Your task - Set down the entries exactly as they appear, apart from the images, which stay out.

________

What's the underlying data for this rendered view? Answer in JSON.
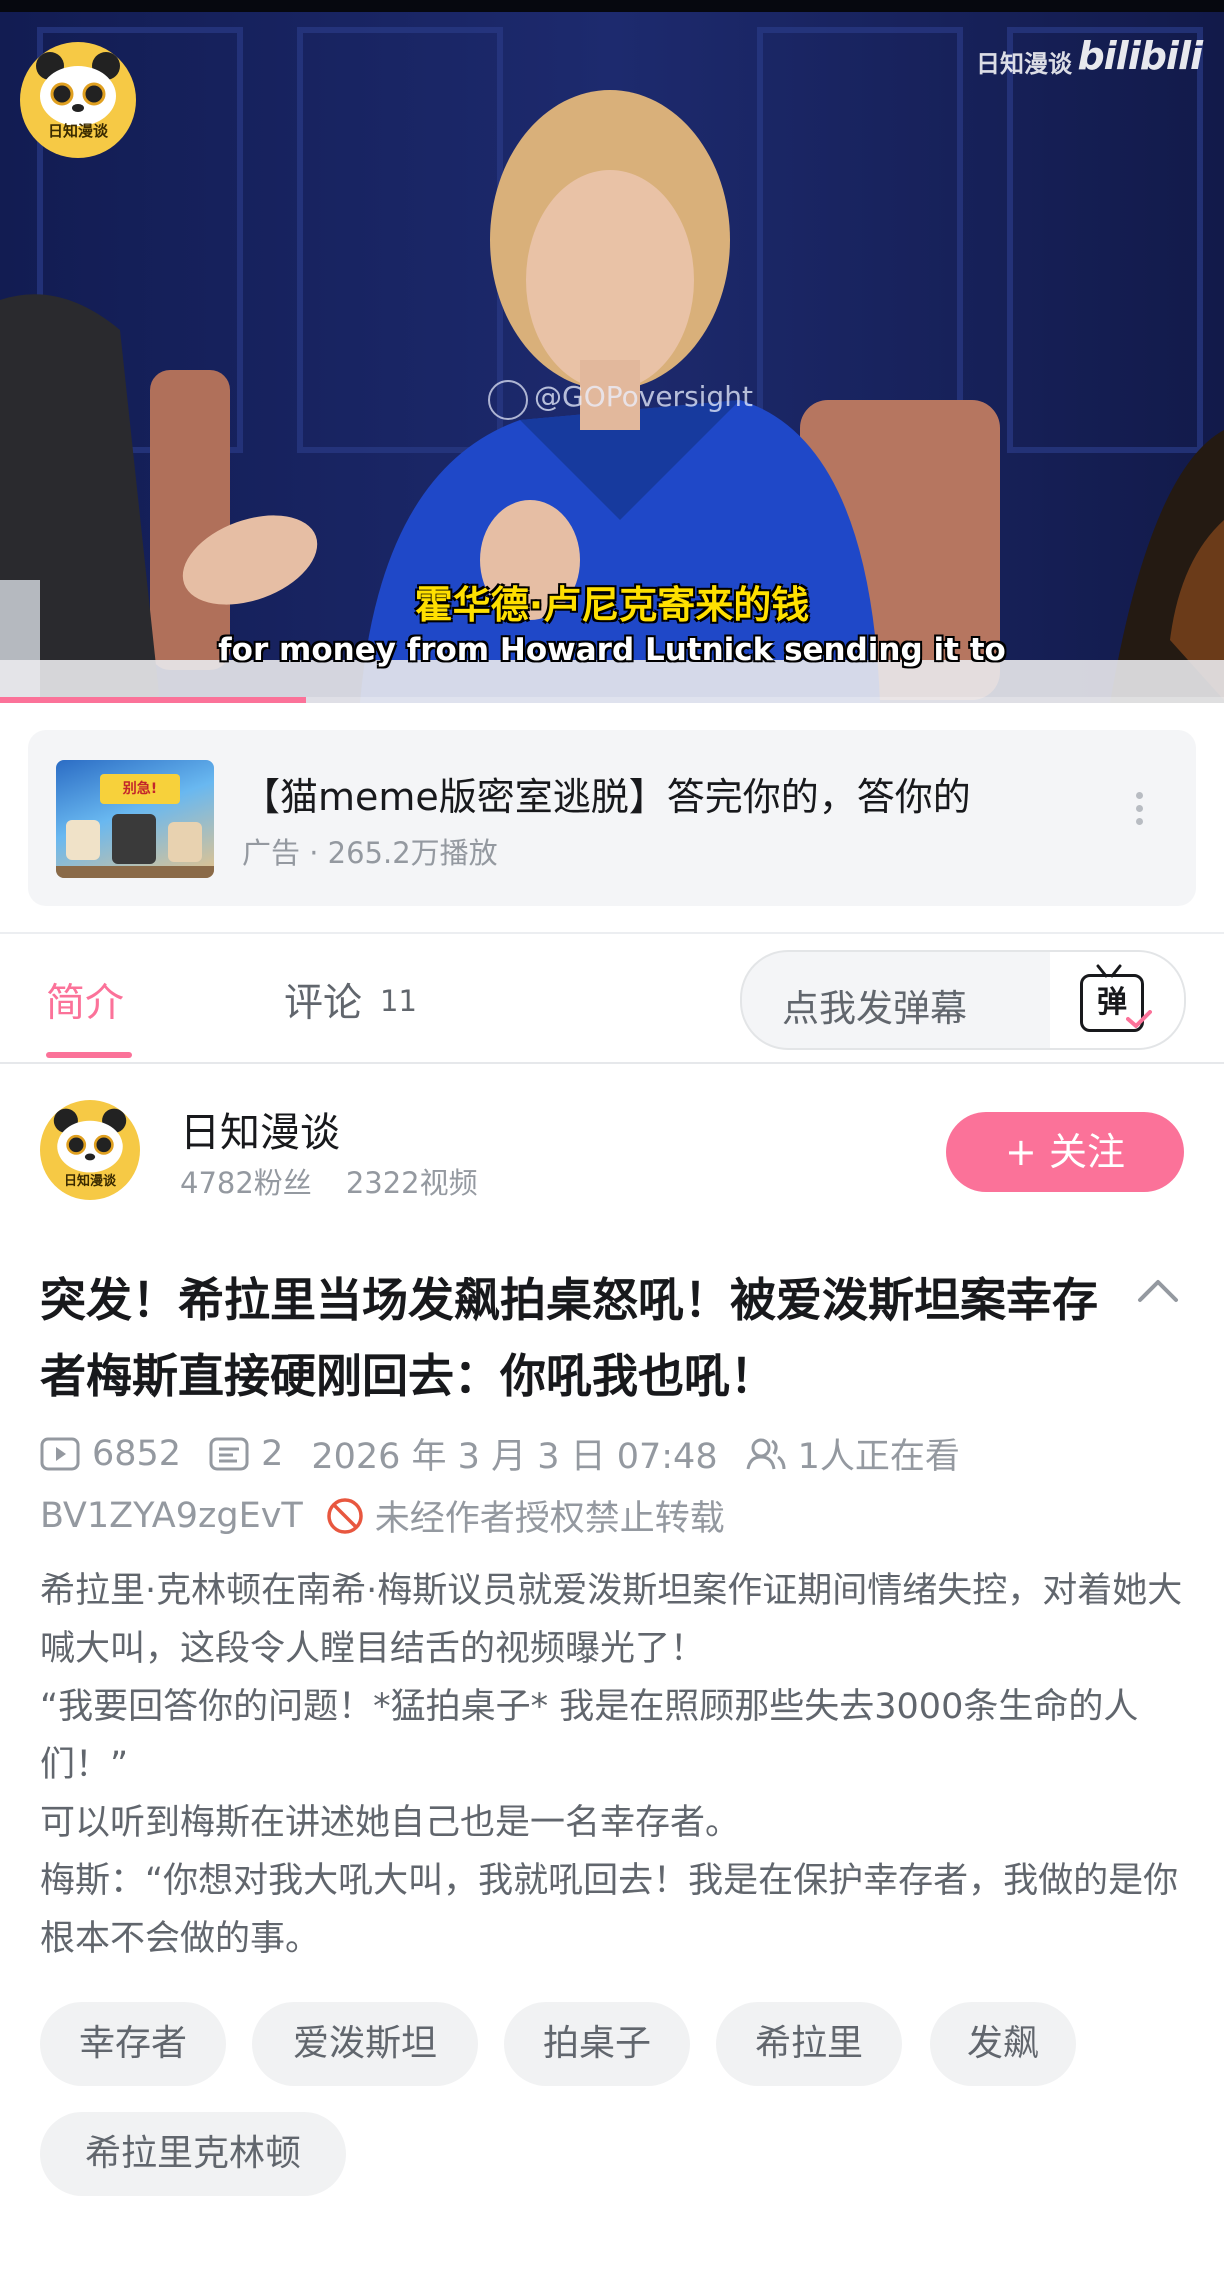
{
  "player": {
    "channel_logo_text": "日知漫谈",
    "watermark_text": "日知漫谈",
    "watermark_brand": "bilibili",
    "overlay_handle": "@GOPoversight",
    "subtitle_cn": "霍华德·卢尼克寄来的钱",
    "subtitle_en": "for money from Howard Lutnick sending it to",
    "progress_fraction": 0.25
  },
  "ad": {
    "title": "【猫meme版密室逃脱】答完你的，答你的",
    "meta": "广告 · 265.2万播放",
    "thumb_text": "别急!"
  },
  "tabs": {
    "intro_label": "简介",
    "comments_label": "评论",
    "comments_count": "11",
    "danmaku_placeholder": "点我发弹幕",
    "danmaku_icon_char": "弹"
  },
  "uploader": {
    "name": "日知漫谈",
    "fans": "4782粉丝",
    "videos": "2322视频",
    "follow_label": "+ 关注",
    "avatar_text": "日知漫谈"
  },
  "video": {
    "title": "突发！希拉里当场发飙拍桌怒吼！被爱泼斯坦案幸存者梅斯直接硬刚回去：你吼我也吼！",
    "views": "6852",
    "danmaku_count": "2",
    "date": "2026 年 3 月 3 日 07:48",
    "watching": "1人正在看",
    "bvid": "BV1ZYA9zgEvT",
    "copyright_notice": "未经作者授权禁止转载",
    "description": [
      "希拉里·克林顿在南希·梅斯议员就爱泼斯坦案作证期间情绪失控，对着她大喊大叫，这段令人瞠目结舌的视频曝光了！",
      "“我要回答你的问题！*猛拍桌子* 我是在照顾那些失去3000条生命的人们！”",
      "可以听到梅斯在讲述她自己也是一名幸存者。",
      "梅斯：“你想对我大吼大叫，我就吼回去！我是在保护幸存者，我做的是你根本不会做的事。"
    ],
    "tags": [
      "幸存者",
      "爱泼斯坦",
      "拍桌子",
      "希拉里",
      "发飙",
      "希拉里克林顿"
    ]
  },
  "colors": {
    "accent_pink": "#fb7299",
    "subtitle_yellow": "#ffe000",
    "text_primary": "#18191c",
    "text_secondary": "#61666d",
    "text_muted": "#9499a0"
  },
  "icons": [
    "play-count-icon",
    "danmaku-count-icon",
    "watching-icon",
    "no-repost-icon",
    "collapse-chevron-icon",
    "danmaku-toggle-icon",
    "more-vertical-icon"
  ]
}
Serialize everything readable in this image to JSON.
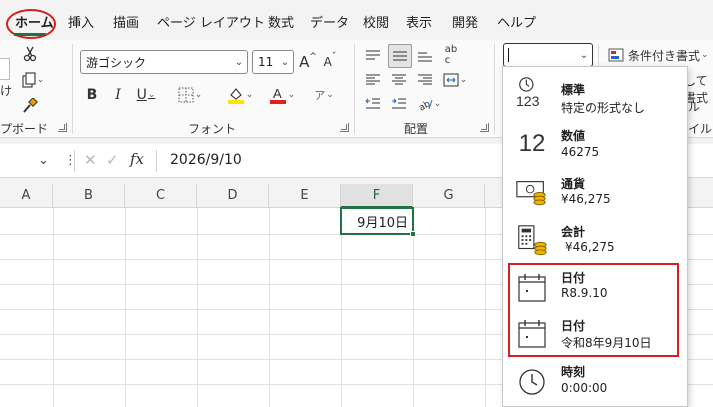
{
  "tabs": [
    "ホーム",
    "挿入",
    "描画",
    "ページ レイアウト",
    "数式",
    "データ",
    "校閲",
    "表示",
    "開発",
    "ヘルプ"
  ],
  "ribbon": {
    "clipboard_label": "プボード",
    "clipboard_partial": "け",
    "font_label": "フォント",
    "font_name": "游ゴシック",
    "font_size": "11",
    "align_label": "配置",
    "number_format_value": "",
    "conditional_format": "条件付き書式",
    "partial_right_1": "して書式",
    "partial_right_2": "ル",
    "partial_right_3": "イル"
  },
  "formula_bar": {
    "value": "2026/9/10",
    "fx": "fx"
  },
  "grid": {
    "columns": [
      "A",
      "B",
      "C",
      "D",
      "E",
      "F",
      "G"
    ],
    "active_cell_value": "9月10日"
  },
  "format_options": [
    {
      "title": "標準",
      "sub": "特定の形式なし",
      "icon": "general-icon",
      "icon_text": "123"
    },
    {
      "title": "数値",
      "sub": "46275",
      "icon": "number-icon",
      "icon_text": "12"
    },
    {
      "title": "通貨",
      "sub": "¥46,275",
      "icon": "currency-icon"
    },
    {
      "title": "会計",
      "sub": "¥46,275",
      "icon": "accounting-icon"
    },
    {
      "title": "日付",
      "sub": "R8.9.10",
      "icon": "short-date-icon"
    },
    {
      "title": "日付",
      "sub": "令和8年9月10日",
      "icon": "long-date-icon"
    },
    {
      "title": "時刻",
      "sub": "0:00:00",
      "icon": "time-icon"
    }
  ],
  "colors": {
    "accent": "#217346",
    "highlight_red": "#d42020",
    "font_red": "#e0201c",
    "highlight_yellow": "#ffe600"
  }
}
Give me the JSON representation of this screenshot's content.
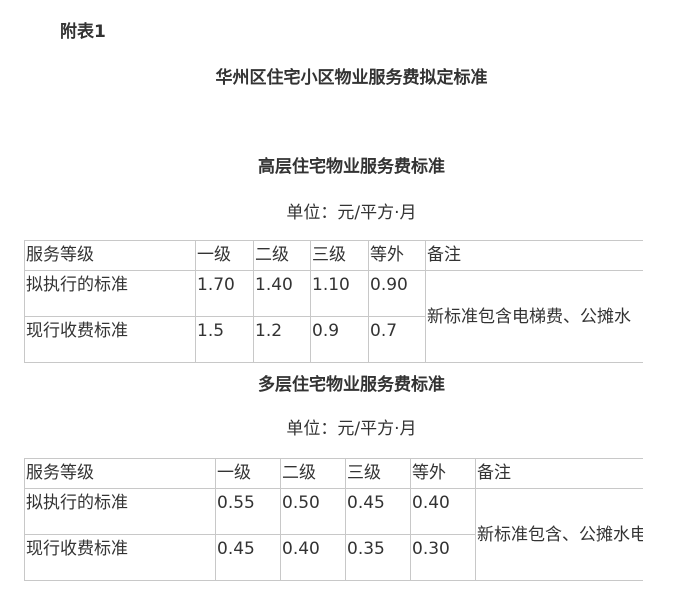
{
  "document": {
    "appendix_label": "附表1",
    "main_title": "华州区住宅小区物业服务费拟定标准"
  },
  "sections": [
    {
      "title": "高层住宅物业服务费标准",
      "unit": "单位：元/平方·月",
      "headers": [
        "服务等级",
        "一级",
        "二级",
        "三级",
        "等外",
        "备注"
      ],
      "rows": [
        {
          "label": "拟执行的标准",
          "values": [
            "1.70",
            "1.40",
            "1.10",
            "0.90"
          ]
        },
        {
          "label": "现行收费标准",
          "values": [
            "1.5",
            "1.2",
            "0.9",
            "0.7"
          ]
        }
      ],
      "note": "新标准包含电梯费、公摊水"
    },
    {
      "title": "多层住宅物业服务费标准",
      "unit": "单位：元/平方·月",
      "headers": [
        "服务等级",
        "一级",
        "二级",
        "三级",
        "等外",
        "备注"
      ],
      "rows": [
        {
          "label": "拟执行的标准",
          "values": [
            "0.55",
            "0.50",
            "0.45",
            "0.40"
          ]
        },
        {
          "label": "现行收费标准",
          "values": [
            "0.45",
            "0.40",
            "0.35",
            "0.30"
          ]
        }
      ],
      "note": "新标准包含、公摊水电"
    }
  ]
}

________

Exercise answer -
What's the underlying data for this rendered view? Answer in JSON.
{
  "player": {
    "channel_logo_text": "日知漫谈",
    "watermark_text": "日知漫谈",
    "watermark_brand": "bilibili",
    "overlay_handle": "@GOPoversight",
    "subtitle_cn": "霍华德·卢尼克寄来的钱",
    "subtitle_en": "for money from Howard Lutnick sending it to",
    "progress_fraction": 0.25
  },
  "ad": {
    "title": "【猫meme版密室逃脱】答完你的，答你的",
    "meta": "广告 · 265.2万播放",
    "thumb_text": "别急!"
  },
  "tabs": {
    "intro_label": "简介",
    "comments_label": "评论",
    "comments_count": "11",
    "danmaku_placeholder": "点我发弹幕",
    "danmaku_icon_char": "弹"
  },
  "uploader": {
    "name": "日知漫谈",
    "fans": "4782粉丝",
    "videos": "2322视频",
    "follow_label": "+ 关注",
    "avatar_text": "日知漫谈"
  },
  "video": {
    "title": "突发！希拉里当场发飙拍桌怒吼！被爱泼斯坦案幸存者梅斯直接硬刚回去：你吼我也吼！",
    "views": "6852",
    "danmaku_count": "2",
    "date": "2026 年 3 月 3 日 07:48",
    "watching": "1人正在看",
    "bvid": "BV1ZYA9zgEvT",
    "copyright_notice": "未经作者授权禁止转载",
    "description": [
      "希拉里·克林顿在南希·梅斯议员就爱泼斯坦案作证期间情绪失控，对着她大喊大叫，这段令人瞠目结舌的视频曝光了！",
      "“我要回答你的问题！*猛拍桌子* 我是在照顾那些失去3000条生命的人们！”",
      "可以听到梅斯在讲述她自己也是一名幸存者。",
      "梅斯：“你想对我大吼大叫，我就吼回去！我是在保护幸存者，我做的是你根本不会做的事。"
    ],
    "tags": [
      "幸存者",
      "爱泼斯坦",
      "拍桌子",
      "希拉里",
      "发飙",
      "希拉里克林顿"
    ]
  },
  "colors": {
    "accent_pink": "#fb7299",
    "subtitle_yellow": "#ffe000",
    "text_primary": "#18191c",
    "text_secondary": "#61666d",
    "text_muted": "#9499a0"
  },
  "icons": [
    "play-count-icon",
    "danmaku-count-icon",
    "watching-icon",
    "no-repost-icon",
    "collapse-chevron-icon",
    "danmaku-toggle-icon",
    "more-vertical-icon"
  ]
}
Serialize everything readable in this image to JSON.
{
  "tabs": [
    "ホーム",
    "挿入",
    "描画",
    "ページ レイアウト",
    "数式",
    "データ",
    "校閲",
    "表示",
    "開発",
    "ヘルプ"
  ],
  "ribbon": {
    "clipboard_label": "プボード",
    "clipboard_partial": "け",
    "font_label": "フォント",
    "font_name": "游ゴシック",
    "font_size": "11",
    "align_label": "配置",
    "number_format_value": "",
    "conditional_format": "条件付き書式",
    "partial_right_1": "して書式",
    "partial_right_2": "ル",
    "partial_right_3": "イル"
  },
  "formula_bar": {
    "value": "2026/9/10",
    "fx": "fx"
  },
  "grid": {
    "columns": [
      "A",
      "B",
      "C",
      "D",
      "E",
      "F",
      "G"
    ],
    "active_cell_value": "9月10日"
  },
  "format_options": [
    {
      "title": "標準",
      "sub": "特定の形式なし",
      "icon": "general-icon",
      "icon_text": "123"
    },
    {
      "title": "数値",
      "sub": "46275",
      "icon": "number-icon",
      "icon_text": "12"
    },
    {
      "title": "通貨",
      "sub": "¥46,275",
      "icon": "currency-icon"
    },
    {
      "title": "会計",
      "sub": "¥46,275",
      "icon": "accounting-icon"
    },
    {
      "title": "日付",
      "sub": "R8.9.10",
      "icon": "short-date-icon"
    },
    {
      "title": "日付",
      "sub": "令和8年9月10日",
      "icon": "long-date-icon"
    },
    {
      "title": "時刻",
      "sub": "0:00:00",
      "icon": "time-icon"
    }
  ],
  "colors": {
    "accent": "#217346",
    "highlight_red": "#d42020",
    "font_red": "#e0201c",
    "highlight_yellow": "#ffe600"
  }
}
Give me the JSON representation of this screenshot's content.
{
  "document": {
    "appendix_label": "附表1",
    "main_title": "华州区住宅小区物业服务费拟定标准"
  },
  "sections": [
    {
      "title": "高层住宅物业服务费标准",
      "unit": "单位：元/平方·月",
      "headers": [
        "服务等级",
        "一级",
        "二级",
        "三级",
        "等外",
        "备注"
      ],
      "rows": [
        {
          "label": "拟执行的标准",
          "values": [
            "1.70",
            "1.40",
            "1.10",
            "0.90"
          ]
        },
        {
          "label": "现行收费标准",
          "values": [
            "1.5",
            "1.2",
            "0.9",
            "0.7"
          ]
        }
      ],
      "note": "新标准包含电梯费、公摊水"
    },
    {
      "title": "多层住宅物业服务费标准",
      "unit": "单位：元/平方·月",
      "headers": [
        "服务等级",
        "一级",
        "二级",
        "三级",
        "等外",
        "备注"
      ],
      "rows": [
        {
          "label": "拟执行的标准",
          "values": [
            "0.55",
            "0.50",
            "0.45",
            "0.40"
          ]
        },
        {
          "label": "现行收费标准",
          "values": [
            "0.45",
            "0.40",
            "0.35",
            "0.30"
          ]
        }
      ],
      "note": "新标准包含、公摊水电"
    }
  ]
}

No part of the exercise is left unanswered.